ACTION ITEM:
If a line in the data below contains "Besuchsbericht", copy it.

[Recorded data]
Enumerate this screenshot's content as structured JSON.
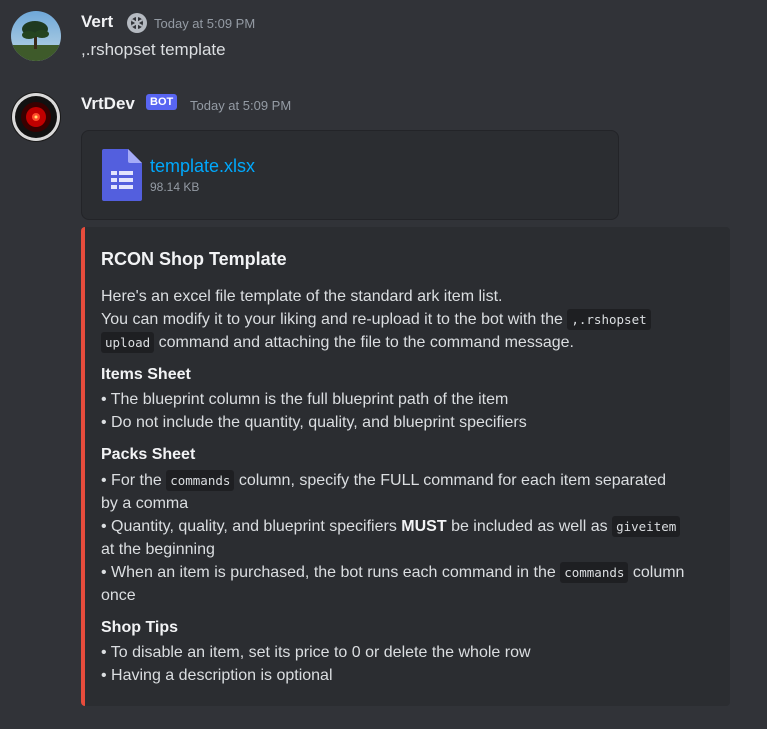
{
  "messages": [
    {
      "author": "Vert",
      "timestamp": "Today at 5:09 PM",
      "content": ",.rshopset template"
    },
    {
      "author": "VrtDev",
      "badge": "BOT",
      "timestamp": "Today at 5:09 PM",
      "attachment": {
        "name": "template.xlsx",
        "size": "98.14 KB"
      },
      "embed": {
        "title": "RCON Shop Template",
        "accent_color": "#e74c3c",
        "intro_1": "Here's an excel file template of the standard ark item list.",
        "intro_2a": "You can modify it to your liking and re-upload it to the bot with the",
        "intro_code_1": ",.rshopset",
        "intro_code_2": "upload",
        "intro_2b": "command and attaching the file to the command message.",
        "items_heading": "Items Sheet",
        "items_1": "• The blueprint column is the full blueprint path of the item",
        "items_2": "• Do not include the quantity, quality, and blueprint specifiers",
        "packs_heading": "Packs Sheet",
        "packs_1a": "• For the",
        "packs_code_commands": "commands",
        "packs_1b": "column, specify the FULL command for each item separated",
        "packs_1c": "by a comma",
        "packs_2a": "• Quantity, quality, and blueprint specifiers",
        "packs_2_bold": "MUST",
        "packs_2b": "be included as well as",
        "packs_code_giveitem": "giveitem",
        "packs_2c": "at the beginning",
        "packs_3a": "• When an item is purchased, the bot runs each command in the",
        "packs_3_code": "commands",
        "packs_3b": "column",
        "packs_3c": "once",
        "tips_heading": "Shop Tips",
        "tips_1": "• To disable an item, set its price to 0 or delete the whole row",
        "tips_2": "• Having a description is optional"
      }
    }
  ],
  "colors": {
    "background": "#313338",
    "embed_bg": "#2b2d31",
    "link": "#00a8fc",
    "bot_badge": "#5865f2"
  },
  "icons": {
    "file": "spreadsheet-file-icon",
    "role": "role-badge-icon"
  }
}
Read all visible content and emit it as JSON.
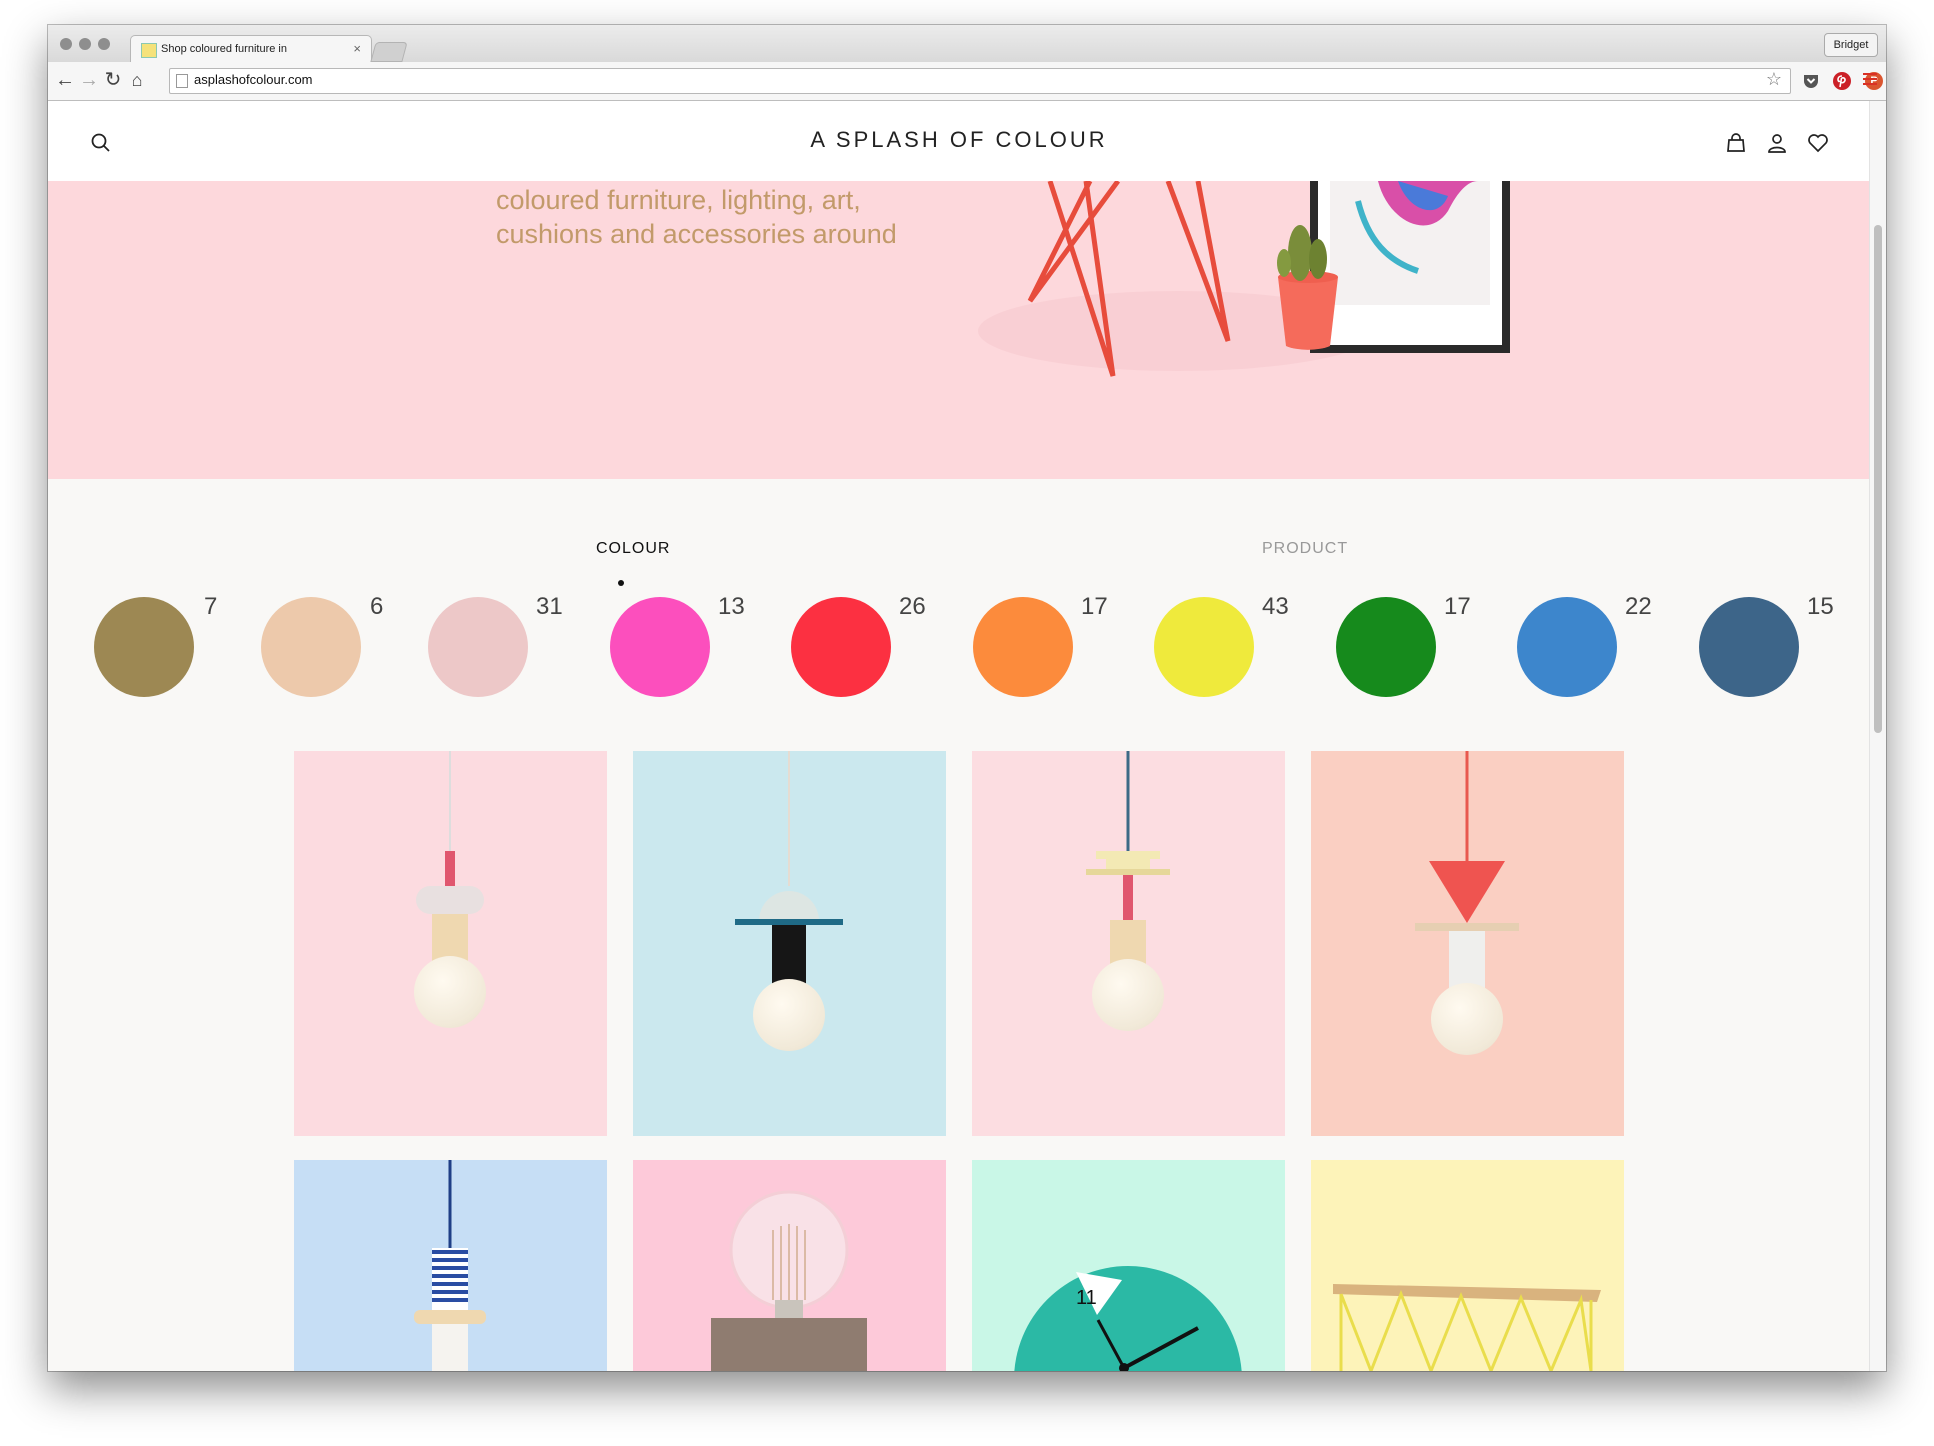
{
  "browser": {
    "tab_title": "Shop coloured furniture in",
    "tab_close": "×",
    "user_button": "Bridget",
    "url": "asplashofcolour.com",
    "extensions": [
      {
        "name": "pinterest-icon",
        "label": "",
        "color": "#cb2027"
      },
      {
        "name": "producthunt-icon",
        "label": "P",
        "color": "#da552f"
      }
    ]
  },
  "site": {
    "logo": "A SPLASH OF COLOUR",
    "hero_text_line1": "coloured furniture, lighting, art,",
    "hero_text_line2": "cushions and accessories around"
  },
  "filters": {
    "colour_label": "COLOUR",
    "product_label": "PRODUCT",
    "active": "COLOUR"
  },
  "colours": [
    {
      "name": "olive",
      "color": "#9d8853",
      "count": "7"
    },
    {
      "name": "peach",
      "color": "#edc9ab",
      "count": "6"
    },
    {
      "name": "blush",
      "color": "#edc8c8",
      "count": "31"
    },
    {
      "name": "magenta",
      "color": "#fc4fbd",
      "count": "13"
    },
    {
      "name": "red",
      "color": "#fc3041",
      "count": "26"
    },
    {
      "name": "orange",
      "color": "#fc8b3c",
      "count": "17"
    },
    {
      "name": "yellow",
      "color": "#efea3c",
      "count": "43"
    },
    {
      "name": "green",
      "color": "#168a1c",
      "count": "17"
    },
    {
      "name": "blue",
      "color": "#3d86cc",
      "count": "22"
    },
    {
      "name": "navy",
      "color": "#3d6589",
      "count": "15"
    }
  ],
  "products": [
    {
      "name": "pink-pendant-lamp",
      "bg": "#fcdbe0"
    },
    {
      "name": "teal-pendant-lamp",
      "bg": "#cbe8ee"
    },
    {
      "name": "cream-pendant-lamp",
      "bg": "#fcdde1"
    },
    {
      "name": "coral-cone-pendant-lamp",
      "bg": "#facfc2"
    },
    {
      "name": "blue-stripe-pendant-lamp",
      "bg": "#c6def5"
    },
    {
      "name": "concrete-bulb-lamp",
      "bg": "#fdc9d9"
    },
    {
      "name": "teal-wall-clock",
      "bg": "#c9f7e7",
      "clock_number": "11"
    },
    {
      "name": "yellow-console-table",
      "bg": "#fdf3b9"
    }
  ]
}
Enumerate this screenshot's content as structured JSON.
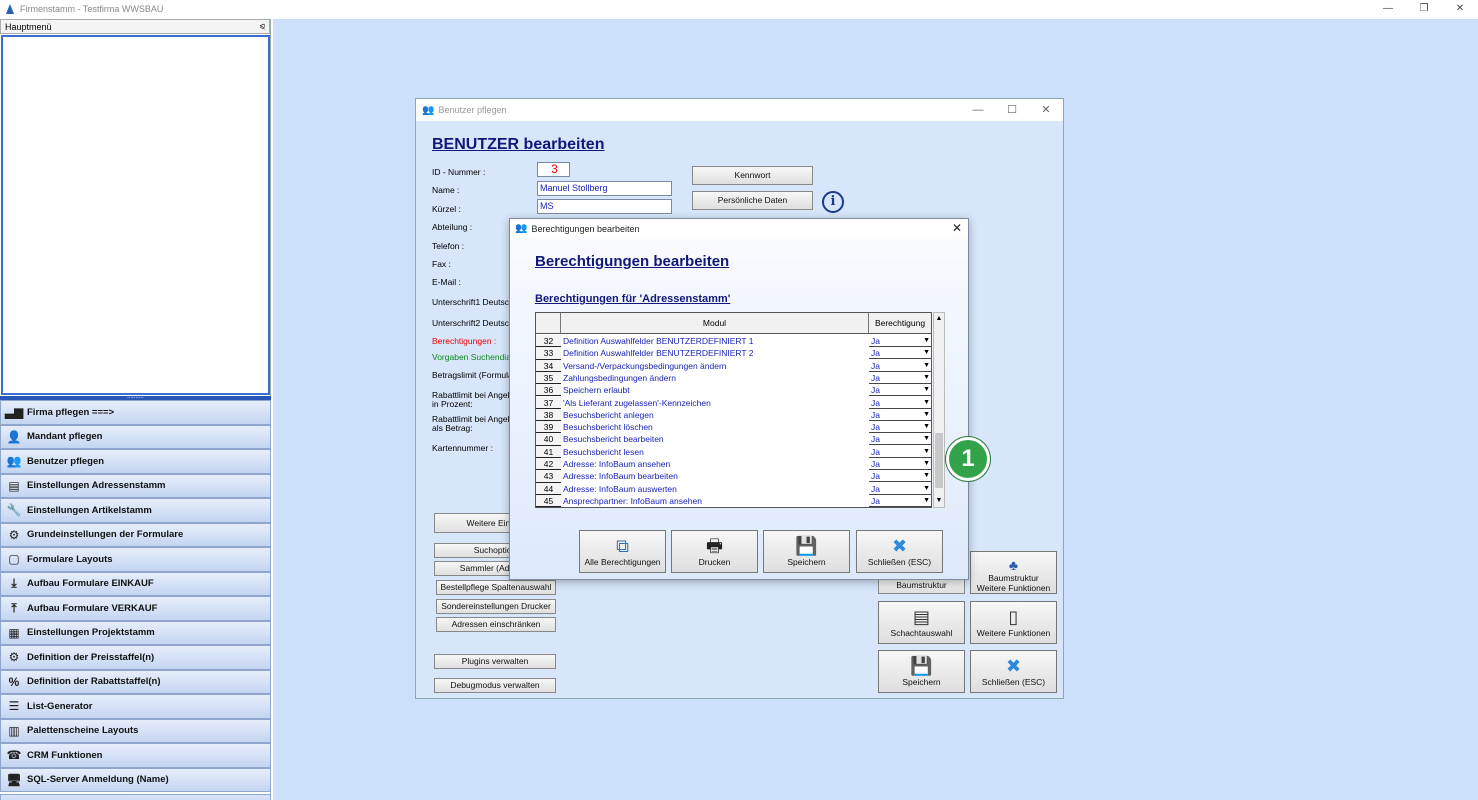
{
  "main_window": {
    "title": "Firmenstamm - Testfirma WWSBAU",
    "minimize": "—",
    "restore": "❐",
    "close": "✕"
  },
  "sidepanel": {
    "header": "Hauptmenü",
    "pin": "⪨",
    "splitter_dots": "..........",
    "footer_chevron": "»",
    "items": [
      {
        "label": "Firma pflegen   ===>",
        "icon": "factory-icon",
        "glyph": "▃▆"
      },
      {
        "label": "Mandant pflegen",
        "icon": "user-icon",
        "glyph": "👤"
      },
      {
        "label": "Benutzer pflegen",
        "icon": "users-icon",
        "glyph": "👥"
      },
      {
        "label": "Einstellungen Adressenstamm",
        "icon": "address-card-icon",
        "glyph": "▤"
      },
      {
        "label": "Einstellungen Artikelstamm",
        "icon": "drill-icon",
        "glyph": "🔧"
      },
      {
        "label": "Grundeinstellungen der Formulare",
        "icon": "form-settings-icon",
        "glyph": "⚙"
      },
      {
        "label": "Formulare Layouts",
        "icon": "document-icon",
        "glyph": "▢"
      },
      {
        "label": "Aufbau Formulare EINKAUF",
        "icon": "tray-in-icon",
        "glyph": "⤓"
      },
      {
        "label": "Aufbau Formulare VERKAUF",
        "icon": "tray-out-icon",
        "glyph": "⤒"
      },
      {
        "label": "Einstellungen Projektstamm",
        "icon": "projects-icon",
        "glyph": "▦"
      },
      {
        "label": "Definition der Preisstaffel(n)",
        "icon": "price-gear-icon",
        "glyph": "⚙"
      },
      {
        "label": "Definition der Rabattstaffel(n)",
        "icon": "discount-icon",
        "glyph": "%"
      },
      {
        "label": "List-Generator",
        "icon": "list-icon",
        "glyph": "☰"
      },
      {
        "label": "Palettenscheine Layouts",
        "icon": "pallet-icon",
        "glyph": "▥"
      },
      {
        "label": "CRM Funktionen",
        "icon": "crm-icon",
        "glyph": "☎"
      },
      {
        "label": "SQL-Server Anmeldung (Name)",
        "icon": "server-icon",
        "glyph": "🖥"
      }
    ]
  },
  "benutzer_window": {
    "title": "Benutzer pflegen",
    "heading": "BENUTZER bearbeiten",
    "labels": {
      "id": "ID - Nummer :",
      "name": "Name :",
      "kuerzel": "Kürzel :",
      "abteilung": "Abteilung :",
      "telefon": "Telefon :",
      "fax": "Fax :",
      "email": "E-Mail :",
      "unterschrift1": "Unterschrift1 Deutsch",
      "unterschrift2": "Unterschrift2 Deutsch",
      "berechtigungen": "Berechtigungen :",
      "vorgaben": "Vorgaben Suchendial",
      "betragslimit": "Betragslimit (Formulare",
      "rabatt_prozent_1": "Rabattlimit bei Angebo",
      "rabatt_prozent_2": "in Prozent:",
      "rabatt_betrag_1": "Rabattlimit bei Angebo",
      "rabatt_betrag_2": "als Betrag:",
      "kartennummer": "Kartennummer :"
    },
    "values": {
      "id": "3",
      "name": "Manuel Stollberg",
      "kuerzel": "MS"
    },
    "buttons": {
      "kennwort": "Kennwort",
      "persoenliche_daten": "Persönliche Daten",
      "weitere_einstellungen": "Weitere Einstel",
      "suchoptionen": "Suchoption",
      "sammler": "Sammler (Adresse",
      "bestellpflege": "Bestellpflege Spaltenauswahl",
      "sondereinstellungen": "Sondereinstellungen Drucker",
      "adressen_einschraenken": "Adressen einschränken",
      "plugins": "Plugins verwalten",
      "debugmodus": "Debugmodus verwalten",
      "baumstruktur": "Baumstruktur",
      "baumstruktur_weitere_1": "Baumstruktur",
      "baumstruktur_weitere_2": "Weitere Funktionen",
      "schachtauswahl": "Schachtauswahl",
      "weitere_funktionen": "Weitere Funktionen",
      "speichern": "Speichern",
      "schliessen": "Schließen (ESC)"
    }
  },
  "dialog": {
    "title": "Berechtigungen bearbeiten",
    "close": "✕",
    "heading": "Berechtigungen bearbeiten",
    "subheading": "Berechtigungen für 'Adressenstamm'",
    "columns": {
      "modul": "Modul",
      "berechtigung": "Berechtigung"
    },
    "rows": [
      {
        "nr": "32",
        "modul": "Definition Auswahlfelder BENUTZERDEFINIERT 1",
        "wert": "Ja"
      },
      {
        "nr": "33",
        "modul": "Definition Auswahlfelder BENUTZERDEFINIERT 2",
        "wert": "Ja"
      },
      {
        "nr": "34",
        "modul": "Versand-/Verpackungsbedingungen ändern",
        "wert": "Ja"
      },
      {
        "nr": "35",
        "modul": "Zahlungsbedingungen ändern",
        "wert": "Ja"
      },
      {
        "nr": "36",
        "modul": "Speichern erlaubt",
        "wert": "Ja"
      },
      {
        "nr": "37",
        "modul": "'Als Lieferant zugelassen'-Kennzeichen",
        "wert": "Ja"
      },
      {
        "nr": "38",
        "modul": "Besuchsbericht anlegen",
        "wert": "Ja"
      },
      {
        "nr": "39",
        "modul": "Besuchsbericht löschen",
        "wert": "Ja"
      },
      {
        "nr": "40",
        "modul": "Besuchsbericht bearbeiten",
        "wert": "Ja"
      },
      {
        "nr": "41",
        "modul": "Besuchsbericht lesen",
        "wert": "Ja"
      },
      {
        "nr": "42",
        "modul": "Adresse: InfoBaum ansehen",
        "wert": "Ja"
      },
      {
        "nr": "43",
        "modul": "Adresse: InfoBaum bearbeiten",
        "wert": "Ja"
      },
      {
        "nr": "44",
        "modul": "Adresse: InfoBaum auswerten",
        "wert": "Ja"
      },
      {
        "nr": "45",
        "modul": "Ansprechpartner: InfoBaum ansehen",
        "wert": "Ja"
      }
    ],
    "buttons": {
      "alle": "Alle Berechtigungen",
      "drucken": "Drucken",
      "speichern": "Speichern",
      "schliessen": "Schließen (ESC)"
    }
  },
  "marker": {
    "label": "1",
    "color": "#33a34a"
  }
}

RESPONSE TO THE TASK:
        "modul": "Besuchsbericht anlegen",
        "modul": "Besuchsbericht löschen",
        "modul": "Besuchsbericht bearbeiten",
        "modul": "Besuchsbericht lesen",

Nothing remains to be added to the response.